The northerner government has launched the biggest study ever of teenagers’ brains, looking at everything from homework to protective covering time. As our Brain ability TODAY periodical continues, NBC special lynchpin calophyllum longifolium Shriver reports.
Teenage brains can’t tell what’s important and what isn’t | New Scientist
Teenagers may know full fine how important match exams are – but that won’t stop some putting in stripped effort. This may be because their brains aren’t formed relative quantity to decently measure how high the interest are, and vary their behaviour accordingly. Adults are generally bad hot at being able-bodied to tell once a job is worthy of supernumerary time or concentration.

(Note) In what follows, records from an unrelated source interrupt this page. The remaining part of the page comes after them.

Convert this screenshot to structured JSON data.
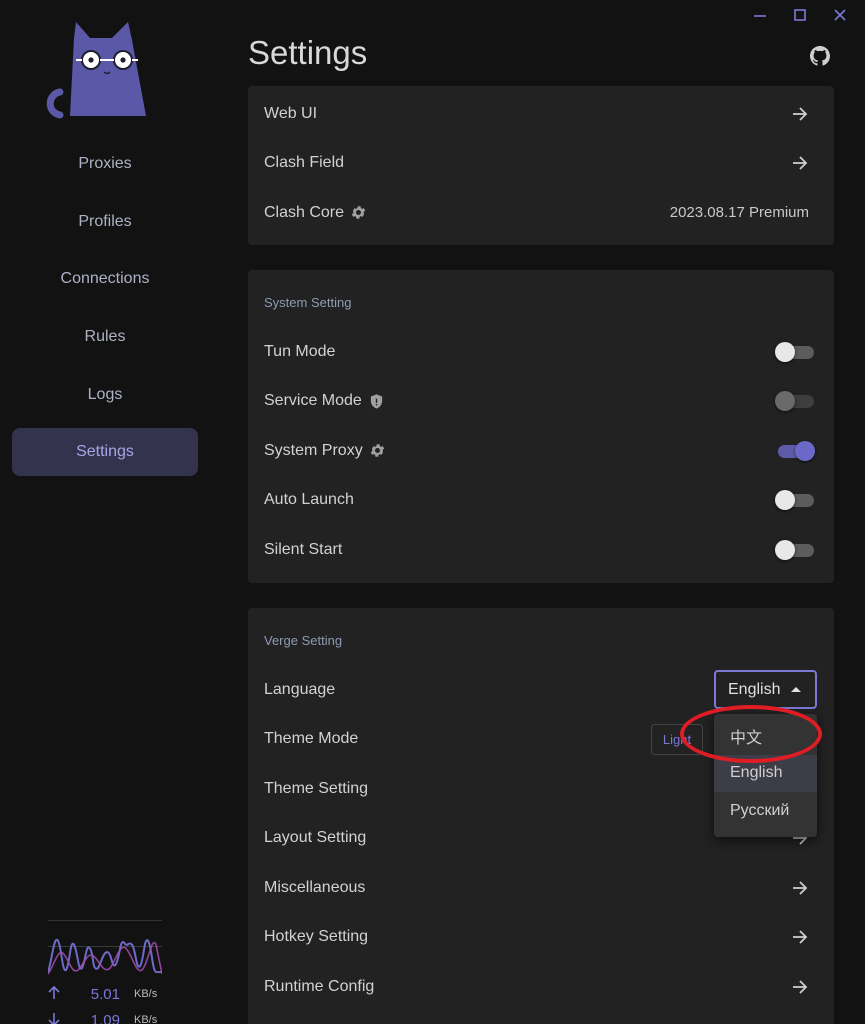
{
  "window": {
    "controls": [
      "minimize-icon",
      "maximize-icon",
      "close-icon"
    ]
  },
  "sidebar": {
    "items": [
      {
        "label": "Proxies"
      },
      {
        "label": "Profiles"
      },
      {
        "label": "Connections"
      },
      {
        "label": "Rules"
      },
      {
        "label": "Logs"
      },
      {
        "label": "Settings",
        "active": true
      }
    ],
    "traffic": {
      "up_value": "5.01",
      "up_unit": "KB/s",
      "down_value": "1.09",
      "down_unit": "KB/s"
    }
  },
  "page": {
    "title": "Settings"
  },
  "clash_card": {
    "web_ui": "Web UI",
    "clash_field": "Clash Field",
    "clash_core": "Clash Core",
    "clash_core_version": "2023.08.17 Premium"
  },
  "system_card": {
    "title": "System Setting",
    "tun_mode": "Tun Mode",
    "service_mode": "Service Mode",
    "system_proxy": "System Proxy",
    "auto_launch": "Auto Launch",
    "silent_start": "Silent Start",
    "states": {
      "tun_mode": false,
      "service_mode": false,
      "system_proxy": true,
      "auto_launch": false,
      "silent_start": false
    }
  },
  "verge_card": {
    "title": "Verge Setting",
    "language": "Language",
    "language_value": "English",
    "theme_mode": "Theme Mode",
    "theme_mode_value": "Light",
    "theme_setting": "Theme Setting",
    "layout_setting": "Layout Setting",
    "miscellaneous": "Miscellaneous",
    "hotkey_setting": "Hotkey Setting",
    "runtime_config": "Runtime Config"
  },
  "language_dropdown": {
    "options": [
      {
        "label": "中文"
      },
      {
        "label": "English",
        "selected": true
      },
      {
        "label": "Русский"
      }
    ]
  },
  "colors": {
    "accent": "#7b78d6",
    "annotation": "#e01c24",
    "card": "#222222",
    "background": "#121212"
  }
}
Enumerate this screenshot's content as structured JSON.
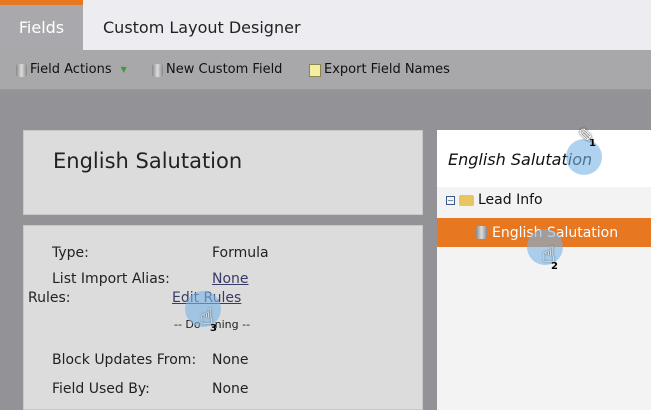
{
  "tabs": [
    {
      "label": "Fields",
      "active": true
    },
    {
      "label": "Custom Layout Designer",
      "active": false
    }
  ],
  "toolbar": {
    "field_actions": "Field Actions",
    "new_custom_field": "New Custom Field",
    "export_field_names": "Export Field Names"
  },
  "field": {
    "title": "English Salutation",
    "type_label": "Type:",
    "type_value": "Formula",
    "alias_label": "List Import Alias:",
    "alias_value": "None",
    "rules_label": "Rules:",
    "rules_link": "Edit Rules",
    "rules_status": "-- Do    ning --",
    "block_label": "Block Updates From:",
    "block_value": "None",
    "used_label": "Field Used By:",
    "used_value": "None"
  },
  "tree": {
    "header": "English Salutation",
    "folder": "Lead Info",
    "selected": "English Salutation"
  },
  "callouts": [
    "1",
    "2",
    "3"
  ],
  "colors": {
    "accent": "#e87722",
    "background": "#939397"
  }
}
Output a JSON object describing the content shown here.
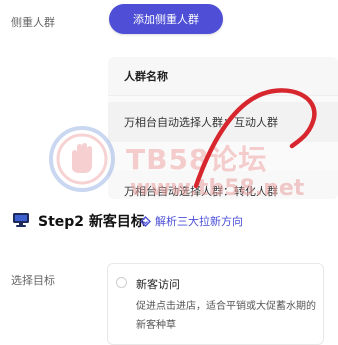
{
  "focus_crowd": {
    "label": "侧重人群",
    "add_button": "添加侧重人群"
  },
  "crowd_table": {
    "header": "人群名称",
    "rows": [
      "万相台自动选择人群：互动人群",
      "万相台自动选择人群：转化人群"
    ]
  },
  "step2": {
    "title": "Step2 新客目标",
    "link": "解析三大拉新方向"
  },
  "goal": {
    "label": "选择目标",
    "option_name": "新客访问",
    "option_desc": "促进点击进店，适合平销或大促蓄水期的新客种草"
  },
  "watermark": {
    "title": "TB58论坛",
    "url": "www.tb58.net"
  },
  "colors": {
    "accent": "#4e4fd6",
    "scribble": "#d7262e"
  },
  "icons": {
    "step_icon": "monitor-icon",
    "link_icon": "diamond-icon",
    "watermark_logo": "hand-logo"
  }
}
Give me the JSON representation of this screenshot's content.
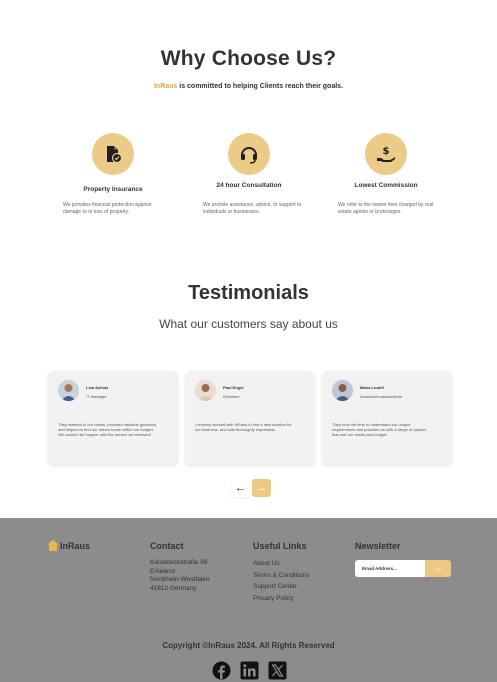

In adults, several parts of the brain work unneurotic to evaluate choices, make decisions and act accordingly in each situation. The immature neural structure doesn't happen to acquisition like this. For comparison's sake, think of the teenage brain as an amusement center that hasn't been fully drug-addicted up.